= Extracted data entries =
%%
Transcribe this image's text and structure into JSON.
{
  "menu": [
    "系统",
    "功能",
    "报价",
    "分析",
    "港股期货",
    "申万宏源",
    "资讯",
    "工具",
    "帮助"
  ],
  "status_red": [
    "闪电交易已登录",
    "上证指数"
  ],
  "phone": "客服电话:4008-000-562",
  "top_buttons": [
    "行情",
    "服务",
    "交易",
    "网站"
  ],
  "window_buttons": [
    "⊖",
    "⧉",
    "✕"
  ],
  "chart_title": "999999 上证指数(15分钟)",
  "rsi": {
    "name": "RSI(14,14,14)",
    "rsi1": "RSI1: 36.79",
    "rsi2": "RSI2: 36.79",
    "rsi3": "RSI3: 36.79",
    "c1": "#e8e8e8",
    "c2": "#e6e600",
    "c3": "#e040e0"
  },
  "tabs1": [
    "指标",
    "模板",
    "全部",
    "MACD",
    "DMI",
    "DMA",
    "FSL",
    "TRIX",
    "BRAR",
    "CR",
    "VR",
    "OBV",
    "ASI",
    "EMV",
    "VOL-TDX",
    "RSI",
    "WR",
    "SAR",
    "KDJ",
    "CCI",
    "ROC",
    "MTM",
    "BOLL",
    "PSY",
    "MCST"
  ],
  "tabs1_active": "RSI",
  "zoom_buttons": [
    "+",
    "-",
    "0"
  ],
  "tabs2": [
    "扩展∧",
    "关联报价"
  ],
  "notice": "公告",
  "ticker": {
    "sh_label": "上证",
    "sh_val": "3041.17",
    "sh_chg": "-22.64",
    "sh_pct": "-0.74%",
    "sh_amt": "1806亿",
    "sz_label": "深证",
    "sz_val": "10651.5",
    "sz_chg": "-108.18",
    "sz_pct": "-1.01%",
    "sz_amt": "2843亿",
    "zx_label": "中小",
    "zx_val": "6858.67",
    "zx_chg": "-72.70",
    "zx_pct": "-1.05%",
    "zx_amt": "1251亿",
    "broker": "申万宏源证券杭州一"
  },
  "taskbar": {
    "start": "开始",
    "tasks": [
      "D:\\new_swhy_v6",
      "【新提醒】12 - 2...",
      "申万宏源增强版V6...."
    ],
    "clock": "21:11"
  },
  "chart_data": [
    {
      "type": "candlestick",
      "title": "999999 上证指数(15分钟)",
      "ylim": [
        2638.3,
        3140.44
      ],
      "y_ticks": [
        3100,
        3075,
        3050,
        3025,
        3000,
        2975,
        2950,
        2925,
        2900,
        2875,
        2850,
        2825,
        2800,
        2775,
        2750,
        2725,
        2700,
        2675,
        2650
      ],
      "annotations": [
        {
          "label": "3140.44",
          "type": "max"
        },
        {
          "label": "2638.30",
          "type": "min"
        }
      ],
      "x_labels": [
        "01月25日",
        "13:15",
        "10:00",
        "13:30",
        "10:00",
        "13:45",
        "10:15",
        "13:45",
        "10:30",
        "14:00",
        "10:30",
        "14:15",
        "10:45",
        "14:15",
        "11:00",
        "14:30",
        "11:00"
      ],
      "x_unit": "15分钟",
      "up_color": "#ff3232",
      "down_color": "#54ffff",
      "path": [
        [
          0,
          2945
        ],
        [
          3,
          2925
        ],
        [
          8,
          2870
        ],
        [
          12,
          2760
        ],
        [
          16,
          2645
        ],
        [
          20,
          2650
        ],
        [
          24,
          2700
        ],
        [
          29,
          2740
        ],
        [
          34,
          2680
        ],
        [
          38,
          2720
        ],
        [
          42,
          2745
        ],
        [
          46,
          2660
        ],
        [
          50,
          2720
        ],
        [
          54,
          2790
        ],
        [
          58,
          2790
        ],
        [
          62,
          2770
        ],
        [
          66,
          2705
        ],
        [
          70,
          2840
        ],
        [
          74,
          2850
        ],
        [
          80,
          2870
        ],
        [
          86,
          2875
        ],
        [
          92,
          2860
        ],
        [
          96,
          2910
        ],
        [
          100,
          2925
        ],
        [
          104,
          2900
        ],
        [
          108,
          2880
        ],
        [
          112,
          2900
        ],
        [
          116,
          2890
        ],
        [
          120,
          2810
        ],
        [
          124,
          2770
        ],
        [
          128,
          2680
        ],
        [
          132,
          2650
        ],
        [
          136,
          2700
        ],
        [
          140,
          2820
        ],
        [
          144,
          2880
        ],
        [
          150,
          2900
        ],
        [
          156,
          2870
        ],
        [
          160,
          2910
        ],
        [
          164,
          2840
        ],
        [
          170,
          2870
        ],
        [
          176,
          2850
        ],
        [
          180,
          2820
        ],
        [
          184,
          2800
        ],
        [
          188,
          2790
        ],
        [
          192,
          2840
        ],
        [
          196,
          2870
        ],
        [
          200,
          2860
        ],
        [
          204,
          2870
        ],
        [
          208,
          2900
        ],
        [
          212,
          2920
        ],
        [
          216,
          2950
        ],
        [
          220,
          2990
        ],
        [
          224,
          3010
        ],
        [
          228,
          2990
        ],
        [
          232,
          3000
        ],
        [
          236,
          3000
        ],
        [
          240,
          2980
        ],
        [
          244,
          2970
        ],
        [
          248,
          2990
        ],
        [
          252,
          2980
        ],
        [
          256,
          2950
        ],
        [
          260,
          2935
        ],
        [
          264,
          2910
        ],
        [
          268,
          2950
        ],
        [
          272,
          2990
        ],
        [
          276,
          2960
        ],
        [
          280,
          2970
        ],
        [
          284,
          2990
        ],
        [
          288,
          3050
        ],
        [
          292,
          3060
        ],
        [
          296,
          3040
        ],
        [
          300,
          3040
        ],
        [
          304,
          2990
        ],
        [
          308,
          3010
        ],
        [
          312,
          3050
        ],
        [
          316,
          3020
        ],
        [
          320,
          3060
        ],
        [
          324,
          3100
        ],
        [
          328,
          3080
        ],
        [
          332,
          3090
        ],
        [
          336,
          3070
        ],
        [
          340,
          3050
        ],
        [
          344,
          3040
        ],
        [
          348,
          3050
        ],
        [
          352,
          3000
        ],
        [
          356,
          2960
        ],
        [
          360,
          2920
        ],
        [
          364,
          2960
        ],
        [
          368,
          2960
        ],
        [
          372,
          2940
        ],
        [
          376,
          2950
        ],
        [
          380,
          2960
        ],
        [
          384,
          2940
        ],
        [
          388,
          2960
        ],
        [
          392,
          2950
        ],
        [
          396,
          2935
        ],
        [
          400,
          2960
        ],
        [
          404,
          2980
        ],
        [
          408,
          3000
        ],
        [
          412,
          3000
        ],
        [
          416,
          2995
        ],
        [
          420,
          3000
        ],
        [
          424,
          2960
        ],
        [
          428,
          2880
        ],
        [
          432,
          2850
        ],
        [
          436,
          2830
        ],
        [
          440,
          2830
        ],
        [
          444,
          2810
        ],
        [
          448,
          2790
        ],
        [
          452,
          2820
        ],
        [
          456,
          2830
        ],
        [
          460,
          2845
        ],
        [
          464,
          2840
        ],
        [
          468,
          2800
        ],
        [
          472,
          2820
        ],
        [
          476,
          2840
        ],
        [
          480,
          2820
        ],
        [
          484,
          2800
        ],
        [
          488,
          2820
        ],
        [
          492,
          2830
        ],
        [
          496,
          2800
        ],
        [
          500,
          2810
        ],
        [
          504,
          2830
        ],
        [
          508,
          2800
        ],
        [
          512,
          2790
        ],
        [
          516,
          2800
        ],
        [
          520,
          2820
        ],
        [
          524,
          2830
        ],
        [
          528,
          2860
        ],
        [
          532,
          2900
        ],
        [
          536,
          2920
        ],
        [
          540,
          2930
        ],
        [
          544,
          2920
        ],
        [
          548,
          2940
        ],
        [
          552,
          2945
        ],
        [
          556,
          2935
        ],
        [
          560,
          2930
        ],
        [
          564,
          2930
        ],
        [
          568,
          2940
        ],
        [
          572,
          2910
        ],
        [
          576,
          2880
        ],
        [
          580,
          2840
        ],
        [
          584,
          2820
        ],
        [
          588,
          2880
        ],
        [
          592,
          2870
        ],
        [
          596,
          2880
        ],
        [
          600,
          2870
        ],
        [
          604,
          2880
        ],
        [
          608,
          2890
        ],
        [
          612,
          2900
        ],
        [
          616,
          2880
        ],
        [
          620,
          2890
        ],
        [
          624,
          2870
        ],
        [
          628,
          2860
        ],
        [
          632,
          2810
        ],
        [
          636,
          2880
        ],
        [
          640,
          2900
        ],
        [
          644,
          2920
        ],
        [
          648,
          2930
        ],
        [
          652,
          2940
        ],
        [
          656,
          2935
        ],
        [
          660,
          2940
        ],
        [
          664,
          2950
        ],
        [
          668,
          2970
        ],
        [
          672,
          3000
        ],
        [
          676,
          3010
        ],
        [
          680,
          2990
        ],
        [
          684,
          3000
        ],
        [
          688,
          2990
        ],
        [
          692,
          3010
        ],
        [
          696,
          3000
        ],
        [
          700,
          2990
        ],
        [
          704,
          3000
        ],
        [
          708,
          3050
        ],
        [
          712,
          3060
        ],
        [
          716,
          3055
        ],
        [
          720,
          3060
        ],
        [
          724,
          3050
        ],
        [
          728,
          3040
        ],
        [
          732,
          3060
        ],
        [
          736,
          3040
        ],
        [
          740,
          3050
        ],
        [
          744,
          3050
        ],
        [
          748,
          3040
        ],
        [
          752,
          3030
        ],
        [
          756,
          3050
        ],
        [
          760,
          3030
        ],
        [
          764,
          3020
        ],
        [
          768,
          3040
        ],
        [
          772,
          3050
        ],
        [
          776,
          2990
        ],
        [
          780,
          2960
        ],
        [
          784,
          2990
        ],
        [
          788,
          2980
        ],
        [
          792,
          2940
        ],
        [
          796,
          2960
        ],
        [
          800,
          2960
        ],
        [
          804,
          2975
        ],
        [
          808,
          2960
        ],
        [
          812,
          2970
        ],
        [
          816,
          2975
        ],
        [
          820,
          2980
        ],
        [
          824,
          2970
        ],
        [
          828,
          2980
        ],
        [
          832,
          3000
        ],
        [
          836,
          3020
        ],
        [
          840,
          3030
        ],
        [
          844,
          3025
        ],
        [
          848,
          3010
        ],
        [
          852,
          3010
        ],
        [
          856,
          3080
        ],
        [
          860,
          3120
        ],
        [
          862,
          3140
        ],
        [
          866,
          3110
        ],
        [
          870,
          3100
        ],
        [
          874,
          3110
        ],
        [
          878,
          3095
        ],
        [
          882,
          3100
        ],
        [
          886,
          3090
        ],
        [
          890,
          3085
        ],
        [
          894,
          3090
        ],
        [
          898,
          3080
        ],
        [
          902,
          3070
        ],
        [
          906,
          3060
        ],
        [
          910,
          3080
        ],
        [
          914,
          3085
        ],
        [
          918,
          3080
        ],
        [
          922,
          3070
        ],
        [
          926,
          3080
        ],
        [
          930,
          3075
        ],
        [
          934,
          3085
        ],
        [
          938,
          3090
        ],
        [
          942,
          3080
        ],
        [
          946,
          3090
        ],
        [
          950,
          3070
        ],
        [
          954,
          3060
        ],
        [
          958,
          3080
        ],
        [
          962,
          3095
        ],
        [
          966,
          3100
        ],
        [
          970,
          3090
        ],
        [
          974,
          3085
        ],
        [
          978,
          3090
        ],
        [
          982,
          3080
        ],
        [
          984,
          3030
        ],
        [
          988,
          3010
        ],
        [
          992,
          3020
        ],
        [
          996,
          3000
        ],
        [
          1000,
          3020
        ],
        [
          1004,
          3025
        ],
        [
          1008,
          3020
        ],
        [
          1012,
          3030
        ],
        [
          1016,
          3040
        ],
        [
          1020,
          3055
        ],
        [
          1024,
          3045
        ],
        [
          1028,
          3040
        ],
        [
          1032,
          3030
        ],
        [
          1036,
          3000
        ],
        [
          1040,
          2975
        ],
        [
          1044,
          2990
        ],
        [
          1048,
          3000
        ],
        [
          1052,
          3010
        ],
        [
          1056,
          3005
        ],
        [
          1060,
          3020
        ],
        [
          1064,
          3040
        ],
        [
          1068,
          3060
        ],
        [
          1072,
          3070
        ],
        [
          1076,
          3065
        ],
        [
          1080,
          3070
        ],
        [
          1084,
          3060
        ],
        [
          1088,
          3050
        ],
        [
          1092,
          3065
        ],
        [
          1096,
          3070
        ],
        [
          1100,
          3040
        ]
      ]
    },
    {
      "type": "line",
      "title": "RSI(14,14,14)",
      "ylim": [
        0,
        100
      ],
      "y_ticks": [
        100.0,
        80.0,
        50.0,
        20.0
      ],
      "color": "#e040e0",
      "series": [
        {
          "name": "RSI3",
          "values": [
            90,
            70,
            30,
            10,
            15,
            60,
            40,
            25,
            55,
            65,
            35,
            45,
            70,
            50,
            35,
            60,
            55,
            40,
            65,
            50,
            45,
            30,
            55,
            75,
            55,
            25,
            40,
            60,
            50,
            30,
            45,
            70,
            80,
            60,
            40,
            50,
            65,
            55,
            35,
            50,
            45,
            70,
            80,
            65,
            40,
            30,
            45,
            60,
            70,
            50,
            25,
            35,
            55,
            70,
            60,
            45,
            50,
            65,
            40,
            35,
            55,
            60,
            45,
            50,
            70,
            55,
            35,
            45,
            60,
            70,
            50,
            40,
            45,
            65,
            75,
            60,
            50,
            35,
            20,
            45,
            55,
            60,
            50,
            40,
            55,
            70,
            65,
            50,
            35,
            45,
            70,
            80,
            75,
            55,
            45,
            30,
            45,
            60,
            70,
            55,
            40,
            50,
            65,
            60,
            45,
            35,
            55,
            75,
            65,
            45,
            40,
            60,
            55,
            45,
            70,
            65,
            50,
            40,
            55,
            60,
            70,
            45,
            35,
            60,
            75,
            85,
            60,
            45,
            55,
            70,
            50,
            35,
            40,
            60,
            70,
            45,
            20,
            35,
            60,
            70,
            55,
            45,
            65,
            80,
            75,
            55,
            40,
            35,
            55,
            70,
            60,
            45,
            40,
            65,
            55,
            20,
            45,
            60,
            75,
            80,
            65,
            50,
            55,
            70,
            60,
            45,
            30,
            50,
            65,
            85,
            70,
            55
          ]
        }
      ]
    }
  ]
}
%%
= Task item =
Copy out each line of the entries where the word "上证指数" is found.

= Response box =
    "上证指数"
  "chart_title": "999999 上证指数(15分钟)",
      "title": "999999 上证指数(15分钟)",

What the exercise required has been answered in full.